RALF Speth, chief executive of Jaguar Land Rover, has said that despite a ‘chronic shortage’ of people going into science and engineering in the UK, advanced manufacturing should be at the heart of British industry and could help to cure its ‘economic ills’.
He was speaking at a dinner at Birmingham City Council House during a three-day conference organised by the British American Business Council, part of Birmingham Chamber of Commerce Group.
He added that design, innovation and research and development would be critical for the success of the UK and the US.
“These value-creating advanced processes enable the company to adapt and to change as customer needs adapt and change,” said Dr Speth.
“The integration of technology, business, environmental and social best practice is vital for manufacturing companies to deliver to the customer today and deliver to the customer tomorrow.
“In certain sectors Britain is very good at this - defence, pharmaceutical and automotive – but it’s an area where it can learn lessons from abroad and in particular from the US,” he said.
“At JLR we have a very ambitious programme to develop about 40 new products over the next five years.
“This year alone we will invest around £3bn in the product creation process, making JLR the UK’s largest automotive research and development investor.”
He added that Jaguar Land Rover’s recovery was “proof that Britain still has the advanced manufacturing base that can compete on the world stage.
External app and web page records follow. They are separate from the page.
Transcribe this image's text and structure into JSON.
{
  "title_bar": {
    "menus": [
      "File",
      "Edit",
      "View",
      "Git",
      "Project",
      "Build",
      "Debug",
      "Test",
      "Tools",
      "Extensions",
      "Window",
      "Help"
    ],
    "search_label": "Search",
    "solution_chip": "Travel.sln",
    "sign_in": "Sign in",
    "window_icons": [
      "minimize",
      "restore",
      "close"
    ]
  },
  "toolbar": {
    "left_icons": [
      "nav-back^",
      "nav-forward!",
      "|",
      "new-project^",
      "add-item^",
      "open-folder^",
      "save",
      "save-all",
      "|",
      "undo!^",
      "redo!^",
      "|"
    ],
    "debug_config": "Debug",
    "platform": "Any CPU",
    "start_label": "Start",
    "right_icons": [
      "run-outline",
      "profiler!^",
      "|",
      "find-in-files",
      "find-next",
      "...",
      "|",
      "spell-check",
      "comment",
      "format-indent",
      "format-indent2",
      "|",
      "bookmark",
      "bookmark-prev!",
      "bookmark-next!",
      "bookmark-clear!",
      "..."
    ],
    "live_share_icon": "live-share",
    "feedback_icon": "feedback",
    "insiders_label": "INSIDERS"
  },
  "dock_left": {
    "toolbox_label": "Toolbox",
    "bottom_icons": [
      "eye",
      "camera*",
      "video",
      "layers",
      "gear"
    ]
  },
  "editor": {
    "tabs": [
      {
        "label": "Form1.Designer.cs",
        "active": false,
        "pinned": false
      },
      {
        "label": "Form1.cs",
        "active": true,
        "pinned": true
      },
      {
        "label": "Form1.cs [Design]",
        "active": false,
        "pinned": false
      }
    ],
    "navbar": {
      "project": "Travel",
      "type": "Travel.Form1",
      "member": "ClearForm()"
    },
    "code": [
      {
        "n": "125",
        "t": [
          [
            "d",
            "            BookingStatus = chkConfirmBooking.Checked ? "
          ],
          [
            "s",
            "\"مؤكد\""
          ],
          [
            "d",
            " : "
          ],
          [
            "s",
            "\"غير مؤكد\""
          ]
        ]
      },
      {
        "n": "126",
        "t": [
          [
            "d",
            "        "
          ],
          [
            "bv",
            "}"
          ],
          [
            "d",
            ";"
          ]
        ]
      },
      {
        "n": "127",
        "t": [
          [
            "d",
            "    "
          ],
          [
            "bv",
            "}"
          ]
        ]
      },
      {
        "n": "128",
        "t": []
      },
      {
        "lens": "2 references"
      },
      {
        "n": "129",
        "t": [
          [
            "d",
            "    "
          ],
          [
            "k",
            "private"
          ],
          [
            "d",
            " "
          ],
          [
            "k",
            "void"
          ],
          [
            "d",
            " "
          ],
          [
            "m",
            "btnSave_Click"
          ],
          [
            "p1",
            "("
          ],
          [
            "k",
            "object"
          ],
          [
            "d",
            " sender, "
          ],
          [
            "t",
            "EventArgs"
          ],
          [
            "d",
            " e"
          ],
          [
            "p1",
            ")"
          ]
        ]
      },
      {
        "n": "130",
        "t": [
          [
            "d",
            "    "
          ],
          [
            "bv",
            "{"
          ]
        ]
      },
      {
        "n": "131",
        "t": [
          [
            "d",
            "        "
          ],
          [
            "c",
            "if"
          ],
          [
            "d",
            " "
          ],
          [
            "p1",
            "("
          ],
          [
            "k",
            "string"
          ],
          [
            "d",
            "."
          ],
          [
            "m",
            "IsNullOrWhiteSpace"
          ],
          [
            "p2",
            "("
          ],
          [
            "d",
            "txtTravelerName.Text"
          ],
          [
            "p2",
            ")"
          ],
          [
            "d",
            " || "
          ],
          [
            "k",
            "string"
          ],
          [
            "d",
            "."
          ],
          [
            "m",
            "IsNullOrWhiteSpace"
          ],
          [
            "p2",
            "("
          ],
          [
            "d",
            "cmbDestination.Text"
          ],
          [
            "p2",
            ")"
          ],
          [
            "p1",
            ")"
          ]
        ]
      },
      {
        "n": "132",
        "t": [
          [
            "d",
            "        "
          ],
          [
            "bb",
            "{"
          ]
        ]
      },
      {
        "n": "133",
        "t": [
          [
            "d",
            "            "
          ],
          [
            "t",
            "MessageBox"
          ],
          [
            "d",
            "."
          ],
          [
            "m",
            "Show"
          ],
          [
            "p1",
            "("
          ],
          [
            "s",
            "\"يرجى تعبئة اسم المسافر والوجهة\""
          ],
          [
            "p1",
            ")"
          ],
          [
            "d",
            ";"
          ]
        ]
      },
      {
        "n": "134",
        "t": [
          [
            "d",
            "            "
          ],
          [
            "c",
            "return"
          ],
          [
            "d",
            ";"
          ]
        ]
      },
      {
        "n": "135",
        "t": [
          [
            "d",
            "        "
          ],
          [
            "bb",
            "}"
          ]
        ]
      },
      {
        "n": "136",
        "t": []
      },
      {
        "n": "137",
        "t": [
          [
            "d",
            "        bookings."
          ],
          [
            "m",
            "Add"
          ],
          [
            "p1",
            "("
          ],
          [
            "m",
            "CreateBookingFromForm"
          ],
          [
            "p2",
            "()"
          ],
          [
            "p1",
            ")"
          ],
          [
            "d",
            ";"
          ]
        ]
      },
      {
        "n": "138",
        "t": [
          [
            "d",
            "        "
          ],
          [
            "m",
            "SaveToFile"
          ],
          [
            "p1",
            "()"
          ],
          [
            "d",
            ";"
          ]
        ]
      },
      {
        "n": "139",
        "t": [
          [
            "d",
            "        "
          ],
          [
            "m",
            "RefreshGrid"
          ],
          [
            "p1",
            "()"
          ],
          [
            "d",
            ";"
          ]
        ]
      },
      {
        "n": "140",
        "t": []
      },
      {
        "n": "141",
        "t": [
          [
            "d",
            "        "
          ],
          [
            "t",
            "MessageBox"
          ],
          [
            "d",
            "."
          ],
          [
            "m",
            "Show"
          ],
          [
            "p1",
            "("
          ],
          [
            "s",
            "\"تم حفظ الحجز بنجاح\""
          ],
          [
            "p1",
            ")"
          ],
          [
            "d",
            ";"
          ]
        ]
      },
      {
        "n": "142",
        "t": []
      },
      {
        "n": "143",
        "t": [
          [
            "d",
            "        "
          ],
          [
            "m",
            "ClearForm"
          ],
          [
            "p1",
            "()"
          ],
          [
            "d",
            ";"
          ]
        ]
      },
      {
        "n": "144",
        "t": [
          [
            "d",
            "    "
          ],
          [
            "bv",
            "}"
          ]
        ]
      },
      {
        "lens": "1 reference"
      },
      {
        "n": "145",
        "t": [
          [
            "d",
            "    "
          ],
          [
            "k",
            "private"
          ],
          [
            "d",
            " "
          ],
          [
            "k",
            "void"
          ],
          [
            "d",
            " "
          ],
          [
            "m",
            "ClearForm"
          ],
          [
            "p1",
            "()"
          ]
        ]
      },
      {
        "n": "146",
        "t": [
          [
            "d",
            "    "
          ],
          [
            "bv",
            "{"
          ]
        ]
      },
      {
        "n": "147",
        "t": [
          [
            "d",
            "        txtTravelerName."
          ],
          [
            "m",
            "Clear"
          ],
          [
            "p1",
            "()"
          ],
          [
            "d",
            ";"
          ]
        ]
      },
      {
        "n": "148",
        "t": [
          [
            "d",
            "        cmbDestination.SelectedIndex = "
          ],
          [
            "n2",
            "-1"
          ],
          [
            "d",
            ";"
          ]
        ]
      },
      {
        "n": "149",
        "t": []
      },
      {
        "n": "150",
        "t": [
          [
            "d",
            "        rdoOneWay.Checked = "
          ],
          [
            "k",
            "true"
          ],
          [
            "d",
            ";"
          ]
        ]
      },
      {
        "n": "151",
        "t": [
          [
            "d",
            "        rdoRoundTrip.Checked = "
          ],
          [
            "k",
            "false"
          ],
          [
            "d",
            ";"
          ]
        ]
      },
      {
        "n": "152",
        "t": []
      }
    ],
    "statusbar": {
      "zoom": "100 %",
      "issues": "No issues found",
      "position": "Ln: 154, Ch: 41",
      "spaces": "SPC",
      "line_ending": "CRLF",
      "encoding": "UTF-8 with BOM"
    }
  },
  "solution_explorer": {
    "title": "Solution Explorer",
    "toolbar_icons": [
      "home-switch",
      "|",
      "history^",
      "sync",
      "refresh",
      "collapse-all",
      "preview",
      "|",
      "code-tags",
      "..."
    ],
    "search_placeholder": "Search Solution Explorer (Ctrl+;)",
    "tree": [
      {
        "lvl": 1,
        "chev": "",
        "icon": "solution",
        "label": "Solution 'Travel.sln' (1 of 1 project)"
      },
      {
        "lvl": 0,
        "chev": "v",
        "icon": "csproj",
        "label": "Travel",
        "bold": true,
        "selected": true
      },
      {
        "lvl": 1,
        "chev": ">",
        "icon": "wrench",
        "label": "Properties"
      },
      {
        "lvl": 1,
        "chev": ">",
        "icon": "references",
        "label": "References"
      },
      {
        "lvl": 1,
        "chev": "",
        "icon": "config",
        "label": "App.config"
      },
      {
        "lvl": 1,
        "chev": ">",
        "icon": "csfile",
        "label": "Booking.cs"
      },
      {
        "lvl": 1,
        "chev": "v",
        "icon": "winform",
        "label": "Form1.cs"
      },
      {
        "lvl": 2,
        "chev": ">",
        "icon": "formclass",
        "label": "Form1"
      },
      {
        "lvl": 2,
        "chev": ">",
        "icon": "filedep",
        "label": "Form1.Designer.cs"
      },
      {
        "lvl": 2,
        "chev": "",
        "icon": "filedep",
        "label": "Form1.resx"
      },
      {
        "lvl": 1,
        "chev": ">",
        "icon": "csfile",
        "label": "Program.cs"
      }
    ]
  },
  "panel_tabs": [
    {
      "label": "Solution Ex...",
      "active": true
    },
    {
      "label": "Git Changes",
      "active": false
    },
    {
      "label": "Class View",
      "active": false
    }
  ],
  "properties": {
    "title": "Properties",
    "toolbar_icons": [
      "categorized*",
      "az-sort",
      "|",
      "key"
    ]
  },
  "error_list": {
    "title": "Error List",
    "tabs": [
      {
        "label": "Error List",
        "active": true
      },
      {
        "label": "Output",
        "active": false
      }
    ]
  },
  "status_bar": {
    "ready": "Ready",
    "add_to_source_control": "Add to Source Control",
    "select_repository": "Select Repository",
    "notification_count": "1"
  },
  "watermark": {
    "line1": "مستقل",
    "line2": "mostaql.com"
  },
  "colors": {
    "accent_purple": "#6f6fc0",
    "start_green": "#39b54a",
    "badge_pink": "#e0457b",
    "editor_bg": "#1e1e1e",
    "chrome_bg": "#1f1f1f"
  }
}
We are a global success story driven from the heart of the country and our new plant being developed at Wolverhampton is proof of our commitment to the region.”
The other keynote speaker, business secretary Vince Cable, presented a robust defence against euro sceptics at the dinner, attended by 300 delegates from the US and UK.
He said one of the compelling reasons to stay in the EU was that the UK hosts more foreign companies than France, Germany, Switzerland and the Netherlands combined.
He added that the EU should not be blamed for creating the red tape that inflicts British business today. “Much regulation has not been created by Brussels – it’s largely what we have done ourselves,” he said.
“We have made the system complicated ourselves - not because of pressure from the Europeans.
Some of the regulation is over complicated but it’s not because of the EU.”